Trump’s climate “no” makes MC11 developmental outcomes unlikely
Prospects of development-friendly outcomes at the WTO Ministerial Conference this December seem to be receding in light of the US’ apparent indisposition towards multilateral engagement as reflected in its intended pullout from the Paris climate change pact.
by D. Ravi Kanth
GENEVA: The developing and least-developed countries are unlikely to secure developmental outcomes as mandated in the Doha Work Programme at the World Trade Organization’s eleventh Ministerial Conference (MC11) in Buenos Aires in December, after the Trump administration withdrew from the Paris climate accord and continued to remain non-committal on multilateral trade initiatives, sources told the South-North Development Monitor (SUNS).
On 1 June, US President Donald Trump announced his administration’s decision to withdraw from the Paris Agreement on climate change on the grounds that the previous administration led by Barack Obama had agreed to onerous and burdensome conditions, including a commitment under the accord to contribute up to about $3 billion to the Green Climate Fund, to provide aid to developing countries to cope with climate change mitigation, and to take measures to reduce greenhouse gas emissions.
Coincidentally, on the same day as the Trump announcement, the WTO Director-General Roberto Azevedo held a one-on-one meeting with the new US Trade Representative (USTR) Robert Lighthizer to seek clarity on whether the WTO could address the specific concerns raised by the Trump administration.
Azevedo would have briefed the new USTR about the ongoing work at the WTO, particularly the “deliverables” that are being planned for the Buenos Aires meeting, as well as the US concerns on trade remedies. In the run-up to the meeting with the USTR, the Director-General had indicated that he was willing to sit down with Lighthizer to understand the specific concerns expressed by the Trump administration on the WTO Dispute Settlement Body rulings.
After the meeting, the USTR issued a bland, non-committal statement saying that the USTR “welcomed World Trade Organization Director-General Roberto Azevedo for a meeting to discuss the important role of the WTO in the global economy.”
“Ambassador Lighthizer reaffirmed his support for improving the WTO and his commitment to working closely with US trading partners to increase the WTO’s ability to promote free and fair trade,” according to the statement.
Further, “Ambassador Lighthizer communicated his goal of building a strong working relationship with Director-General Azevedo and the WTO member economies, and he looks forward to engaging them in further discussion next week in the margins of the Organization for Economic Co-operation and Development (OECD) Ministerial Council Meeting in Paris.”
But, this did not disclose whether Azevedo and Lighthizer discussed the possible deliverables for the Ministerial Conference.
It is also not clear whether the US remains committed to addressing the outstanding Doha Work Programme issues, particularly the mandated issues like the permanent solution for public stockholding programmes for food security purposes and the Special Safeguard Mechanism for developing countries.

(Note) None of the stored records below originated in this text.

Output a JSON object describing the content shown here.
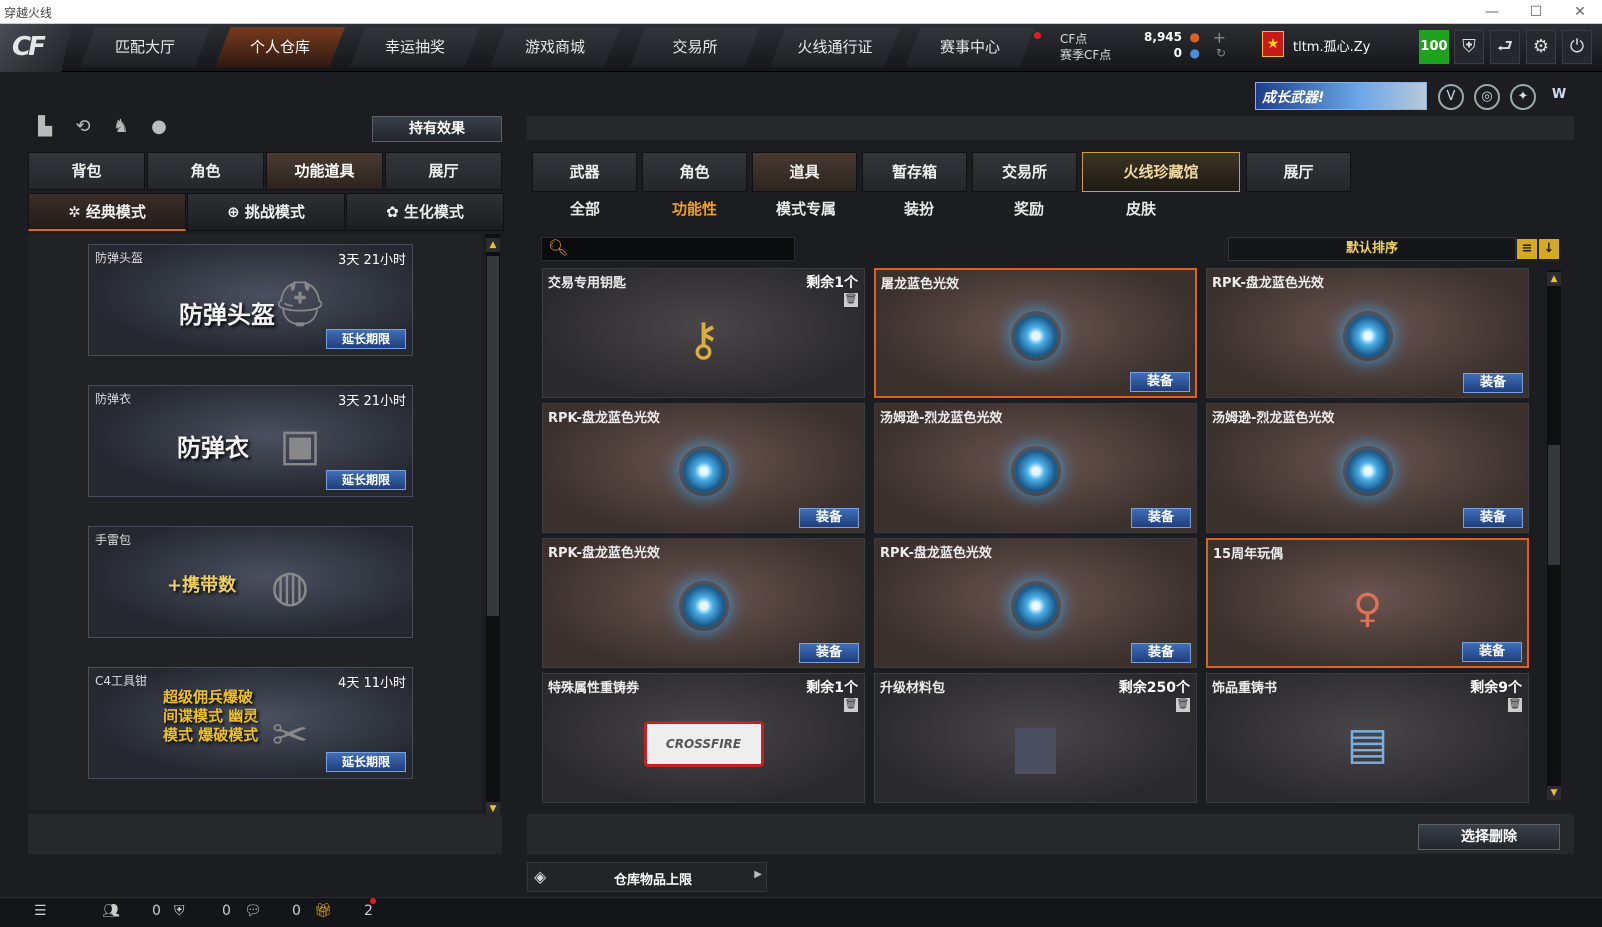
{
  "window": {
    "title": "穿越火线"
  },
  "nav": {
    "tabs": [
      "匹配大厅",
      "个人仓库",
      "幸运抽奖",
      "游戏商城",
      "交易所",
      "火线通行证",
      "赛事中心"
    ],
    "active": 1
  },
  "currency": {
    "cf_label": "CF点",
    "cf_value": "8,945",
    "season_label": "赛季CF点",
    "season_value": "0"
  },
  "user": {
    "name": "tltm.孤心.Zy",
    "level": "100"
  },
  "promo": {
    "text": "成长武器!"
  },
  "left": {
    "effect_button": "持有效果",
    "tabs": [
      "背包",
      "角色",
      "功能道具",
      "展厅"
    ],
    "active_tab": 2,
    "modes": [
      "经典模式",
      "挑战模式",
      "生化模式"
    ],
    "active_mode": 0,
    "items": [
      {
        "name": "防弹头盔",
        "time": "3天 21小时",
        "big": "防弹头盔",
        "extend": "延长期限"
      },
      {
        "name": "防弹衣",
        "time": "3天 21小时",
        "big": "防弹衣",
        "extend": "延长期限"
      },
      {
        "name": "手雷包",
        "time": "",
        "big": "+携带数",
        "extend": ""
      },
      {
        "name": "C4工具钳",
        "time": "4天 11小时",
        "big": "超级佣兵爆破 间谍模式 幽灵模式 爆破模式",
        "extend": "延长期限"
      }
    ]
  },
  "right": {
    "tabs": [
      "武器",
      "角色",
      "道具",
      "暂存箱",
      "交易所",
      "火线珍藏馆",
      "展厅"
    ],
    "active_tab": 2,
    "subtabs": [
      "全部",
      "功能性",
      "模式专属",
      "装扮",
      "奖励",
      "皮肤"
    ],
    "active_subtab": 1,
    "sort": "默认排序",
    "items": [
      {
        "name": "交易专用钥匙",
        "remain": "剩余1个",
        "equip": ""
      },
      {
        "name": "屠龙蓝色光效",
        "remain": "",
        "equip": "装备"
      },
      {
        "name": "RPK-盘龙蓝色光效",
        "remain": "",
        "equip": "装备"
      },
      {
        "name": "RPK-盘龙蓝色光效",
        "remain": "",
        "equip": "装备"
      },
      {
        "name": "汤姆逊-烈龙蓝色光效",
        "remain": "",
        "equip": "装备"
      },
      {
        "name": "汤姆逊-烈龙蓝色光效",
        "remain": "",
        "equip": "装备"
      },
      {
        "name": "RPK-盘龙蓝色光效",
        "remain": "",
        "equip": "装备"
      },
      {
        "name": "RPK-盘龙蓝色光效",
        "remain": "",
        "equip": "装备"
      },
      {
        "name": "15周年玩偶",
        "remain": "",
        "equip": "装备"
      },
      {
        "name": "特殊属性重铸券",
        "remain": "剩余1个",
        "equip": ""
      },
      {
        "name": "升级材料包",
        "remain": "剩余250个",
        "equip": ""
      },
      {
        "name": "饰品重铸书",
        "remain": "剩余9个",
        "equip": ""
      }
    ],
    "delete_button": "选择删除",
    "storage_label": "仓库物品上限"
  },
  "status": {
    "count1": "0",
    "count2": "0",
    "count3": "0",
    "count4": "2"
  }
}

Further, there is no indication yet whether the US will pursue issues of its own interest such as fisheries subsidies and electronic commerce that are being accorded the highest priority by several industrialized and some developing countries.
Against this backdrop, the developing and least-developed countries must remain cautious and reassess whether they will secure any outcomes on their developmental issues at the Buenos Aires meeting starting on 10 December, and/or what strategies and tactics they must adopt in the run-up to and at Buenos Aires to get results, including on public stockholding programmes for food security and the Special Safeguard Mechanism.
The outstanding Doha issues ought to be resolved as per the WTO’s Nairobi Ministerial Declaration and decisions, but the Trump administration appears in no mood to stick to the commitments made by the previous administration in multilateral accords like the Paris Agreement or the Nairobi Ministerial Declaration. (SUNS8475)
Third World Economics, Issue No. 640, 1-15 May 2017, pp2-3